▸ TASK TO COMPLETE
Your answer should repeat every line of the records below in which the word "Скачать" appears.

─── EXTRACTED INFORMATION ───

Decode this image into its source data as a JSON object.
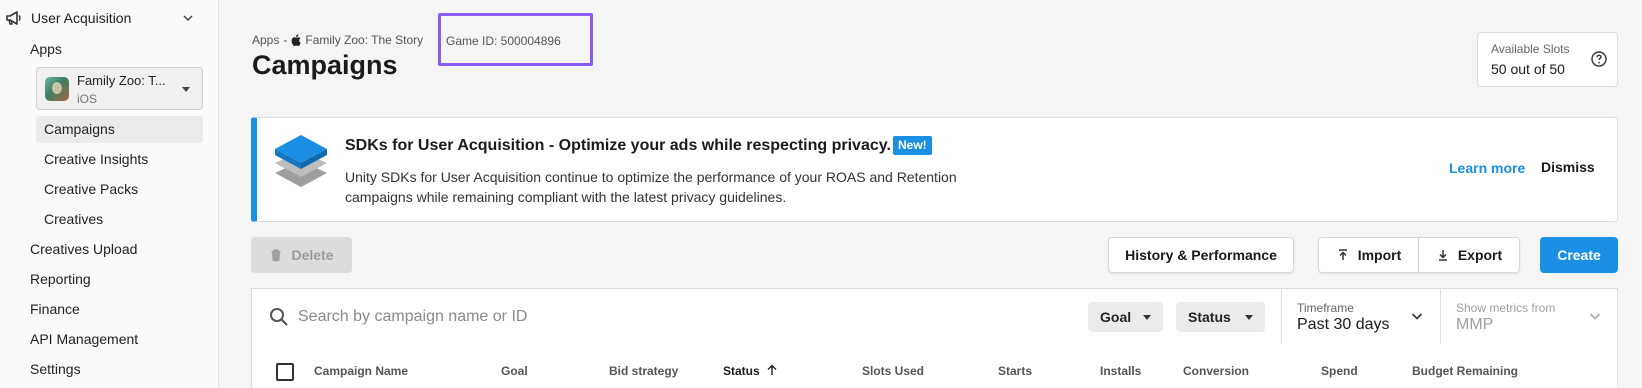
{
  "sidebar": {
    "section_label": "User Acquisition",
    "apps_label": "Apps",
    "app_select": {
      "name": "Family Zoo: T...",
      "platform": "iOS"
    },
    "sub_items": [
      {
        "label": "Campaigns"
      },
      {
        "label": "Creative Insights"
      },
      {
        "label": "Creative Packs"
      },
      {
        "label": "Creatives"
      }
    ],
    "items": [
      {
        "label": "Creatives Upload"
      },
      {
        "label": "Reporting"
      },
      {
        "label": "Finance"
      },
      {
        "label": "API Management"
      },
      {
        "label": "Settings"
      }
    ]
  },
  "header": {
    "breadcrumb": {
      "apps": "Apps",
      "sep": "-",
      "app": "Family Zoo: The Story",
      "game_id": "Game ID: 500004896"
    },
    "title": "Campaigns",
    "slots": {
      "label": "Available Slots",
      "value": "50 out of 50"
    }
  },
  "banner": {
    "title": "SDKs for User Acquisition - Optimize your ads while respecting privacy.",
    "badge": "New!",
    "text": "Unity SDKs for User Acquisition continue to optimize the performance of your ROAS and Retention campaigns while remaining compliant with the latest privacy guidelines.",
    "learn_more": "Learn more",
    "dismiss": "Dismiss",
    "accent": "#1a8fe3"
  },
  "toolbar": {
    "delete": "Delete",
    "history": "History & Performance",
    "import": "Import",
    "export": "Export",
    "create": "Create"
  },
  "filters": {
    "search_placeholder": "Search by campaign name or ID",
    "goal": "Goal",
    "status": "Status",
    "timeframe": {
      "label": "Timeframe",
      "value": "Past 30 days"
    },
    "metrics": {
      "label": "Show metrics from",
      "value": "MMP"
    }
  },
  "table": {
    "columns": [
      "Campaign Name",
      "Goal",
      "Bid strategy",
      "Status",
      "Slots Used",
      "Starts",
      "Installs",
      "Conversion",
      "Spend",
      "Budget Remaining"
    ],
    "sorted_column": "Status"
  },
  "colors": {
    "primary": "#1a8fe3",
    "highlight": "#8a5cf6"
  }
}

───
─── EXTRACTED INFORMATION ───

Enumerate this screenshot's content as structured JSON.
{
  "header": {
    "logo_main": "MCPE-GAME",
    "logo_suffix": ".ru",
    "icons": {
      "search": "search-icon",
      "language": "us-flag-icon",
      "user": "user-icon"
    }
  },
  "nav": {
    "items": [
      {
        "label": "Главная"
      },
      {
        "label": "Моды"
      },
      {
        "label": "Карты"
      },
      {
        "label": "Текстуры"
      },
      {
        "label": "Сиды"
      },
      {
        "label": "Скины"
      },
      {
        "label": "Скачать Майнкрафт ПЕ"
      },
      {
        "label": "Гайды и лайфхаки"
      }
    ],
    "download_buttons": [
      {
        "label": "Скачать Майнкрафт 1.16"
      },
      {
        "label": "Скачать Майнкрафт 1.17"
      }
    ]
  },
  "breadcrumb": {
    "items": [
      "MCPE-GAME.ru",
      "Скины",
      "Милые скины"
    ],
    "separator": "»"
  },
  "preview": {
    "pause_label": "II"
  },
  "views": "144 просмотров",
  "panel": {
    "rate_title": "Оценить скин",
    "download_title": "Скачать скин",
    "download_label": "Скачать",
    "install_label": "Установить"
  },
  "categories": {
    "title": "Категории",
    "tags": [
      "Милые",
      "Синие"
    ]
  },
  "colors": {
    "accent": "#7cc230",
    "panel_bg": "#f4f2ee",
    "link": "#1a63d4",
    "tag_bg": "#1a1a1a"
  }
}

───
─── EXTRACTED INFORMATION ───

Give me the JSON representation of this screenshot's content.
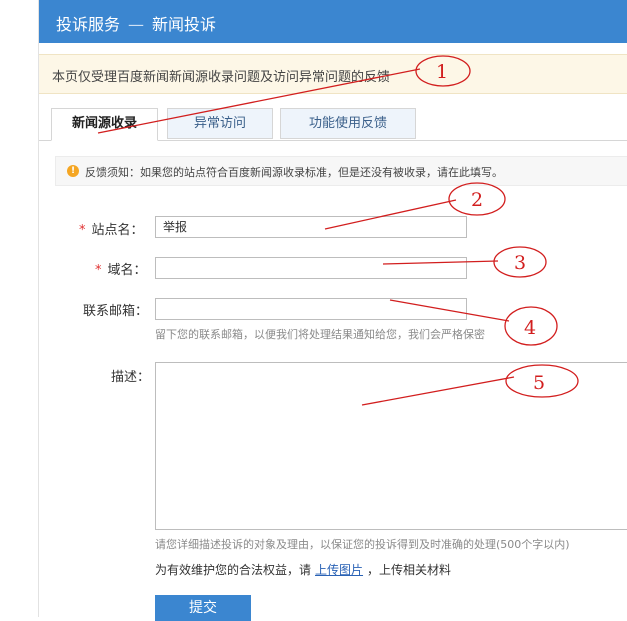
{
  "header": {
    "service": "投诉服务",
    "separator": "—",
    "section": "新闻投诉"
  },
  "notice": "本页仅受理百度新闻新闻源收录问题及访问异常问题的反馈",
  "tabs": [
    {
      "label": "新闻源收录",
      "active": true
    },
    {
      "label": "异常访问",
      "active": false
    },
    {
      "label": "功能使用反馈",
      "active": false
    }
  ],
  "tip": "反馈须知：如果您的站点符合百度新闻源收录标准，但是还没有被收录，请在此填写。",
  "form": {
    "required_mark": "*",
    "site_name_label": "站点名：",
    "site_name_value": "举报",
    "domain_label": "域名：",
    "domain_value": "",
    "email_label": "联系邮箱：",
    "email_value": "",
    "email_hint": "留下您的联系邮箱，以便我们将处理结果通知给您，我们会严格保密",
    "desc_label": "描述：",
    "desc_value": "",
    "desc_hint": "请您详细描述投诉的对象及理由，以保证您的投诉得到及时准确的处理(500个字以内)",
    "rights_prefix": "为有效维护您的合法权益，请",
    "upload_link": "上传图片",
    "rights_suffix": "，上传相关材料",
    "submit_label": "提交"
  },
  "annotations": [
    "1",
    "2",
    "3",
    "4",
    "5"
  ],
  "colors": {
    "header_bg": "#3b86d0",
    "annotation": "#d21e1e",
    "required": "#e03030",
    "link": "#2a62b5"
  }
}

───

▸ TASK RESPONSE
        "label": "Скачать Майнкрафт ПЕ"
        "label": "Скачать Майнкрафт 1.16"
        "label": "Скачать Майнкрафт 1.17"
    "download_title": "Скачать скин",
    "download_label": "Скачать",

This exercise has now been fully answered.